Breaking Ice in the Arctic
Written by Dr. Klaus L.E. Kaiser
For a mere $70,000 per couple, you can break ice at the North Pole. Actually, you can just sit back, sip a drink, and watch the nuclear-powered Russian icebreaker Victory do the work for you.
There are plenty of Arctic cruises at this time of the year, between mid-June and mid-September. For example, the ad for the Victory’s “North Pole Expedition Cruise” reads:
Day 3-7 – Northbound in the Arctic Ocean
Watching the Victory crush through the Arctic ice pack is a sight you’ll never forget, made even more memorable by taking a helicopter flight for a thrilling aerial view of the Victory and expansive Arctic Ocean.
Elsewhere, it says:
“Carrying the highest ice class rating possible, Victory can crush ice up to 3 meters (10 feet) thick, and is the world’s largest and most sophisticated nuclear-powered icebreaker.”
Of course, the Victory is not the only ship plying the Arctic waters though most others are limited to zones of much thinner ice or ice-free water. According to another ad, you can even go “Hot Air Ballooning at the North Pole.”
In addition to sight-seeing expeditions, there are merchant ships attempting to use the Northwest Passage as a short route between the northern Atlantic and Pacific coasts, various naval and scientific research vessels, and companies exploring for natural resources.
The increased marine activity in the Arctic is often accompanied by ice-breaking of some sort. Most of the ships operating there have re-enforced bows which lets them cut through a layer of ice. In part, the thrill of these “expeditions” derives from the sound of ice being crushed by the ship’s hull. It provides both audible and visible proof of man’s ingenuity and physical force in one of the world’s last frontiers.
Once sheared off the remaining contiguous Arctic ice cover, such free-floating ice fields tend to drift into the open water even with little current or wind to push them. As a result, they swiftly melt away or no longer count as “Arctic summer sea-ice” for satellite surveys. The icebergs that (naturally) break off the glaciers and drift south for up to three thousand miles in “iceberg alley” between Greenland and Canada bear witness to such movement.
The interesting fact is that the Arctic sea-ice extent over the fall, winter and spring periods has barely changed in recent decades. The most pronounced variation of the extent is at the end of the Arctic summer at mid-September. Therefore, claims by “climate change enthusiasts” that the ice is getting thinner could hardly be true. After all, approximately two thirds of the sea-ice in the Arctic forms anew every winter and recent winters have been no less cold than earlier ones. For example, temperature records from Fairbanks, Alaska have shown no warming for the last 15 or so winters.

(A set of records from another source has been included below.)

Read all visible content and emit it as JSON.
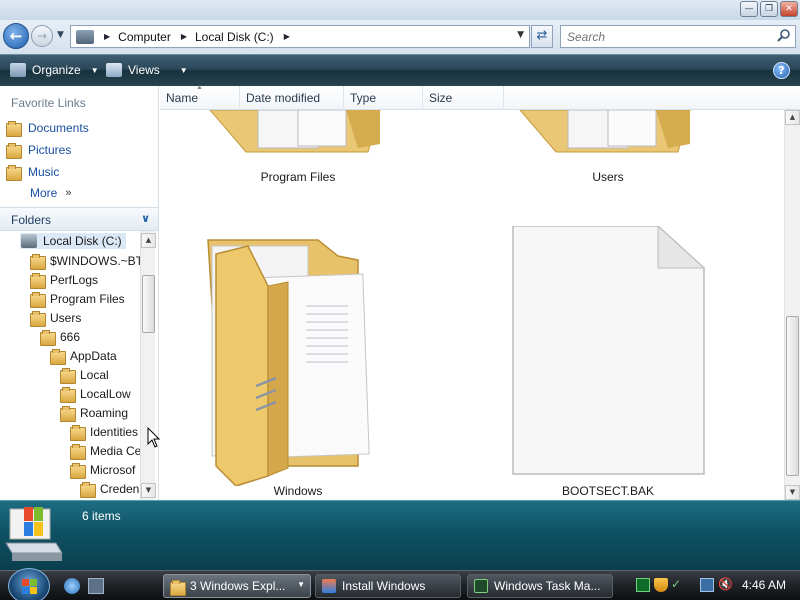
{
  "address": {
    "crumbs": [
      "Computer",
      "Local Disk (C:)"
    ],
    "search_placeholder": "Search"
  },
  "commandbar": {
    "organize_label": "Organize",
    "views_label": "Views",
    "help_label": "?"
  },
  "favorites": {
    "title": "Favorite Links",
    "items": [
      {
        "label": "Documents",
        "icon": "documents-icon"
      },
      {
        "label": "Pictures",
        "icon": "pictures-icon"
      },
      {
        "label": "Music",
        "icon": "music-icon"
      },
      {
        "label": "More",
        "icon": "double-chevron-icon"
      }
    ]
  },
  "folders": {
    "title": "Folders",
    "tree": [
      {
        "label": "Local Disk (C:)",
        "depth": 0,
        "type": "drive",
        "selected": true
      },
      {
        "label": "$WINDOWS.~BT",
        "depth": 1
      },
      {
        "label": "PerfLogs",
        "depth": 1
      },
      {
        "label": "Program Files",
        "depth": 1
      },
      {
        "label": "Users",
        "depth": 1
      },
      {
        "label": "666",
        "depth": 2
      },
      {
        "label": "AppData",
        "depth": 3
      },
      {
        "label": "Local",
        "depth": 4
      },
      {
        "label": "LocalLow",
        "depth": 4
      },
      {
        "label": "Roaming",
        "depth": 4
      },
      {
        "label": "Identities",
        "depth": 5
      },
      {
        "label": "Media Ce",
        "depth": 5
      },
      {
        "label": "Microsof",
        "depth": 5
      },
      {
        "label": "Creden",
        "depth": 6
      }
    ]
  },
  "columns": [
    "Name",
    "Date modified",
    "Type",
    "Size"
  ],
  "files": [
    {
      "label": "Program Files",
      "type": "folder"
    },
    {
      "label": "Users",
      "type": "folder"
    },
    {
      "label": "Windows",
      "type": "folder"
    },
    {
      "label": "BOOTSECT.BAK",
      "type": "file"
    }
  ],
  "details": {
    "count_text": "6 items"
  },
  "taskbar": {
    "tasks": [
      {
        "label": "3 Windows Expl...",
        "active": true
      },
      {
        "label": "Install Windows",
        "active": false
      },
      {
        "label": "Windows Task Ma...",
        "active": false
      }
    ],
    "clock": "4:46 AM"
  },
  "colors": {
    "accent_blue": "#1a4fa0",
    "details_teal": "#0f5264",
    "folder_yellow": "#f0c86a"
  }
}
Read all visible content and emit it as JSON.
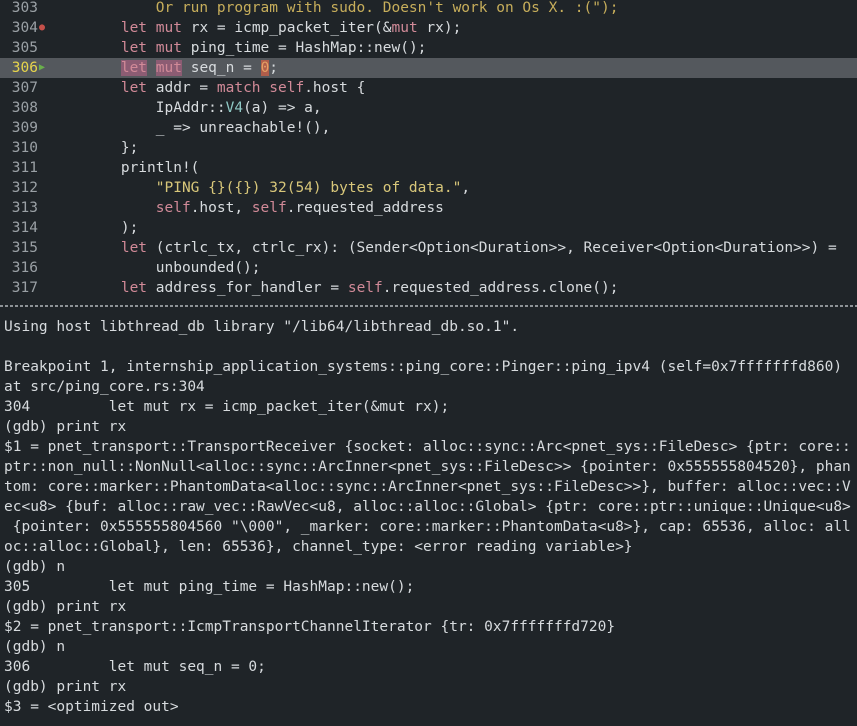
{
  "editor": {
    "current_line": "306",
    "lines": [
      {
        "num": "303",
        "marker": "",
        "text": "            Or run program with sudo. Doesn't work on Os X. :(\");"
      },
      {
        "num": "304",
        "marker": "breakpoint",
        "text": "        let mut rx = icmp_packet_iter(&mut rx);"
      },
      {
        "num": "305",
        "marker": "",
        "text": "        let mut ping_time = HashMap::new();"
      },
      {
        "num": "306",
        "marker": "current",
        "text": "        let mut seq_n = 0;"
      },
      {
        "num": "307",
        "marker": "",
        "text": "        let addr = match self.host {"
      },
      {
        "num": "308",
        "marker": "",
        "text": "            IpAddr::V4(a) => a,"
      },
      {
        "num": "309",
        "marker": "",
        "text": "            _ => unreachable!(),"
      },
      {
        "num": "310",
        "marker": "",
        "text": "        };"
      },
      {
        "num": "311",
        "marker": "",
        "text": "        println!("
      },
      {
        "num": "312",
        "marker": "",
        "text": "            \"PING {}({}) 32(54) bytes of data.\","
      },
      {
        "num": "313",
        "marker": "",
        "text": "            self.host, self.requested_address"
      },
      {
        "num": "314",
        "marker": "",
        "text": "        );"
      },
      {
        "num": "315",
        "marker": "",
        "text": "        let (ctrlc_tx, ctrlc_rx): (Sender<Option<Duration>>, Receiver<Option<Duration>>) ="
      },
      {
        "num": "316",
        "marker": "",
        "text": "            unbounded();"
      },
      {
        "num": "317",
        "marker": "",
        "text": "        let address_for_handler = self.requested_address.clone();"
      }
    ]
  },
  "console": {
    "lines": [
      "Using host libthread_db library \"/lib64/libthread_db.so.1\".",
      "",
      "Breakpoint 1, internship_application_systems::ping_core::Pinger::ping_ipv4 (self=0x7fffffffd860)",
      "at src/ping_core.rs:304",
      "304         let mut rx = icmp_packet_iter(&mut rx);",
      "(gdb) print rx",
      "$1 = pnet_transport::TransportReceiver {socket: alloc::sync::Arc<pnet_sys::FileDesc> {ptr: core::",
      "ptr::non_null::NonNull<alloc::sync::ArcInner<pnet_sys::FileDesc>> {pointer: 0x555555804520}, phan",
      "tom: core::marker::PhantomData<alloc::sync::ArcInner<pnet_sys::FileDesc>>}, buffer: alloc::vec::V",
      "ec<u8> {buf: alloc::raw_vec::RawVec<u8, alloc::alloc::Global> {ptr: core::ptr::unique::Unique<u8>",
      " {pointer: 0x555555804560 \"\\000\", _marker: core::marker::PhantomData<u8>}, cap: 65536, alloc: all",
      "oc::alloc::Global}, len: 65536}, channel_type: <error reading variable>}",
      "(gdb) n",
      "305         let mut ping_time = HashMap::new();",
      "(gdb) print rx",
      "$2 = pnet_transport::IcmpTransportChannelIterator {tr: 0x7fffffffd720}",
      "(gdb) n",
      "306         let mut seq_n = 0;",
      "(gdb) print rx",
      "$3 = <optimized out>"
    ]
  }
}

So, if you are looking for an explanation for the decline of the summer sea-ice in the Arctic in recent years, perhaps the ice-breaking activities are a better explanation than the claimed “climate change.”